In keeping with the theme of family history and spending more time at home, I also rekindled another interest–the parlor grand piano I inherited from him. The piano is the first instrument I ever played, without counting pots and pans.
I played through elementary school and up to high school before abandoning the piano for other pursuits and sadly leaving the ivories in the dust. I fell in love with bad-boy Link Wray and his raw tremolo and reverb-fueled guitar sound in college (and anyone who knows me knows this love is forever).
I played ukulele, then gradually, guitar, starting when I lived in Atlanta. But now, living in a house with a beautiful old piano that stands like a great sleeping beast beckoning in the parlor—it is hard not to return to my first love. (I’m feeling all the Belle of Beauty and the Beast vibes-only this beast is mahogany with 88 musical teeth).
The history behind this antique object always fascinated me, too. It comes from the days when pianos were purchased for entertainment but also as a sign of gentility in American homes. Piano playing was a pastime mothers often desired their children to develop as a marker of respectability. Perhaps this was the intended effect my paternal grandmother, Hetty Spicer Morris, of Ponca and Oklahoma City, Oklahoma, wanted for her son upon her piano purchase. Her own history is steeped in family lore, and rumor has it she was a flapper in her day with ties to Wild Western showbiz (but that’s a subject for another post). However, when it came to raising her only son Tommy, discipline and civility ruled the day.

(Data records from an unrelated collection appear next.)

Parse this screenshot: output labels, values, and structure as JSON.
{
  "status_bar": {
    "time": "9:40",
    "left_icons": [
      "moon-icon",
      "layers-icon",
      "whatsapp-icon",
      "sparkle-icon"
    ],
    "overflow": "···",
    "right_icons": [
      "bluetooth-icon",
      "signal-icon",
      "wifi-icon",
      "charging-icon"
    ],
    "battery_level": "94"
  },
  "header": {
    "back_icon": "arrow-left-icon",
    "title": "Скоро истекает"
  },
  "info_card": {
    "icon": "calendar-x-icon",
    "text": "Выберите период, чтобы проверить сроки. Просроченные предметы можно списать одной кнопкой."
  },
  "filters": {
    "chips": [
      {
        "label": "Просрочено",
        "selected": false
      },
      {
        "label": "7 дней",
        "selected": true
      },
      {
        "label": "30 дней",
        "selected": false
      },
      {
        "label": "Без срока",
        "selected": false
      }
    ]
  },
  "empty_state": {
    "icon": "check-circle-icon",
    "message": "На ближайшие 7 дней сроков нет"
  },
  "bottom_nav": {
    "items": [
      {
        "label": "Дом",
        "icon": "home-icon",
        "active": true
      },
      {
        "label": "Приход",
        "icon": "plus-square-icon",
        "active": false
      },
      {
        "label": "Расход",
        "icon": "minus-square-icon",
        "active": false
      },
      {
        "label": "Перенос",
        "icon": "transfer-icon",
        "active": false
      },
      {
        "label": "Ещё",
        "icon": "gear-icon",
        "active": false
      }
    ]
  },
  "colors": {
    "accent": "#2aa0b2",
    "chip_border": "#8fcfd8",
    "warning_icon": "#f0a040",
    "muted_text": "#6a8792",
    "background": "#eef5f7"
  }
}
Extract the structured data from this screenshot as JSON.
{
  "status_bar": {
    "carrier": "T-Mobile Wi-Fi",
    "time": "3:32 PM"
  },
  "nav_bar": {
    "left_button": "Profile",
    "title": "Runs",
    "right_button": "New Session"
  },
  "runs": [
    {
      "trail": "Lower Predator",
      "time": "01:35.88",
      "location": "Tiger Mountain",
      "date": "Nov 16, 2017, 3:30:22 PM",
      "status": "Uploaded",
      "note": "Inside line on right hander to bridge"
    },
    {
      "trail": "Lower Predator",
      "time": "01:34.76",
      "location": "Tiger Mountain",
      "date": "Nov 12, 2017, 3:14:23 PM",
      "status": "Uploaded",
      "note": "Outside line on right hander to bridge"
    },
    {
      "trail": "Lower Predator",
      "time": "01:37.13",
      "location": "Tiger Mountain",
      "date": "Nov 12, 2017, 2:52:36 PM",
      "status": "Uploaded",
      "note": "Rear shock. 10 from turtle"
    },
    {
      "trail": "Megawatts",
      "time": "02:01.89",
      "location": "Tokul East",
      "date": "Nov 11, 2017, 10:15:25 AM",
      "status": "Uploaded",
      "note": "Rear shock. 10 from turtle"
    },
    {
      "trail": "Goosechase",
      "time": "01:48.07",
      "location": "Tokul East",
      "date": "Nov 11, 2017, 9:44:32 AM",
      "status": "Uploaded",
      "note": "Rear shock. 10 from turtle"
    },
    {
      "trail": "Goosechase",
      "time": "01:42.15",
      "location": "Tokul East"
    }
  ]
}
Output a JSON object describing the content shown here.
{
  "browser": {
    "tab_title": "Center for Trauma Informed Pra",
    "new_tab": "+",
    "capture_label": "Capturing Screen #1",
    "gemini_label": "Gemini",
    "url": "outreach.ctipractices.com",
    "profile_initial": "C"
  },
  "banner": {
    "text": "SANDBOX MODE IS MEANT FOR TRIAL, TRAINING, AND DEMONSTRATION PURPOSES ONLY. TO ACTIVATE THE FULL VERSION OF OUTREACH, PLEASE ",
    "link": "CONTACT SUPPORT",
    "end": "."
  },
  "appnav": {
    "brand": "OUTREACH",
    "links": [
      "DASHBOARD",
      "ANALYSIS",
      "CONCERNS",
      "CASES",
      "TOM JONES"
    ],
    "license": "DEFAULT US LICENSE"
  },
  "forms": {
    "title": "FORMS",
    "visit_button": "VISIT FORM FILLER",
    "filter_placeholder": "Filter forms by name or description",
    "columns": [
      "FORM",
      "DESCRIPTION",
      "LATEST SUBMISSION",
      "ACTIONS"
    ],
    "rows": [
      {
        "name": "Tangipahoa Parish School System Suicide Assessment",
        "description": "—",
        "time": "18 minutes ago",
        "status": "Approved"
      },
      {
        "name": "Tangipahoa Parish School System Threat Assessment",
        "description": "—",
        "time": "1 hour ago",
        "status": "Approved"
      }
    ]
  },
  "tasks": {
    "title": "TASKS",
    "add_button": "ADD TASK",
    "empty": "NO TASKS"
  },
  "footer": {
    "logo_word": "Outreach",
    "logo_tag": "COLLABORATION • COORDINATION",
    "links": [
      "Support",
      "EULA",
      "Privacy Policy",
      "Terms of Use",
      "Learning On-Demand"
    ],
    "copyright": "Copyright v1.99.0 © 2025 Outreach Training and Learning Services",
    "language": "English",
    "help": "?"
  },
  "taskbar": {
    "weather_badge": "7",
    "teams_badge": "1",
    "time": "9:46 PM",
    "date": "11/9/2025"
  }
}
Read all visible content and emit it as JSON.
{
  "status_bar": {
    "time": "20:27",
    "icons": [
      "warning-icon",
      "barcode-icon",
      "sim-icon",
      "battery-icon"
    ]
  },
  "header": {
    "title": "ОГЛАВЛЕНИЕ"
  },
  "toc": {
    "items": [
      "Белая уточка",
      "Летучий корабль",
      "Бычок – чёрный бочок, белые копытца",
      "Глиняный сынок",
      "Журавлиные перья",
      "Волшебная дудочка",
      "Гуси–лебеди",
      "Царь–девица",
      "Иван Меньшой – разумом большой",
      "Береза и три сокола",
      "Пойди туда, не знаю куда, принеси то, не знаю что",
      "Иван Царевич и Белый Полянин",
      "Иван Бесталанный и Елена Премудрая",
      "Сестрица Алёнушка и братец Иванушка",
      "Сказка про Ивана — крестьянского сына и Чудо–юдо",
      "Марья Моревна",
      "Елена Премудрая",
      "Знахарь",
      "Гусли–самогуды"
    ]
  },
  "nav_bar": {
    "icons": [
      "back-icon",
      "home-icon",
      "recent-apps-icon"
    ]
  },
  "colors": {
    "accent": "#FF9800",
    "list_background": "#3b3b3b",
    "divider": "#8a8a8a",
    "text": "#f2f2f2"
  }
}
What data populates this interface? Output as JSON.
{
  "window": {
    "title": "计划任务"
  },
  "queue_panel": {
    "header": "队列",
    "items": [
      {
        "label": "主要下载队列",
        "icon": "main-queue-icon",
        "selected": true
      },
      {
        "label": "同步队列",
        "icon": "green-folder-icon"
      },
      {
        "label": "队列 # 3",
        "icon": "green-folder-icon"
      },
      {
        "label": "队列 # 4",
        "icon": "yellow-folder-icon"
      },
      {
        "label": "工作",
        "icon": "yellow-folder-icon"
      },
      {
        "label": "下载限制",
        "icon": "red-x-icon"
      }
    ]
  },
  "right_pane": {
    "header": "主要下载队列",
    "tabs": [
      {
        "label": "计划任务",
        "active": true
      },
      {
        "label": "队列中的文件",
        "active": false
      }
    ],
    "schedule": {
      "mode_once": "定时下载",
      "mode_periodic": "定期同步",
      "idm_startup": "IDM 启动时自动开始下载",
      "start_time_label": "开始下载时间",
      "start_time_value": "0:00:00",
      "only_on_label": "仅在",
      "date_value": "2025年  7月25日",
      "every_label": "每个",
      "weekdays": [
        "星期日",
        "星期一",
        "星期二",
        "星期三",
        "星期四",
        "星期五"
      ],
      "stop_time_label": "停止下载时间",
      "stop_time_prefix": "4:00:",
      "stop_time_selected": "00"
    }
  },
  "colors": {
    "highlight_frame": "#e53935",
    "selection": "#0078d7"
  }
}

The parlor grand piano was originally a player piano (self-playing), and Hetty had it converted into a piano her young son could actually play. It’s a Knabe piano, made by the company started in Baltimore in 1837 by German immigrant William Knabe. I still think it’s funny that a piano originally made in Baltimore made its way to Oklahoma and is now back on the East Coast. While antique Knabe pianos are rarer to find today, and the company was purchased by Young-Chang in the 1990s, in the 1920s they reached peak status as “the Official Piano of the Metropolitan Opera.” (1.) Even Elvis had a 1912 Knabe. (2.)
I just love all the Knabe details under the piano lid:
As it turned out, in spite of Hetty’s aspirations, piano playing really wasn’t Tommy’s thing, but he kept that piano with him throughout life and as a result it’s been passed down to me. When my mother married my adoptive father after Tom passed away, and we lived the military life, the piano came with us on all our moves from Oklahoma to New Mexico to Virginia to Germany and back to Virginia again, where it now sits regally in the parlor. I’m excited to start playing again!
An aural example (I thought this theme fit the early 20th century-to-1920s era pretty well):
Until next time, E.M.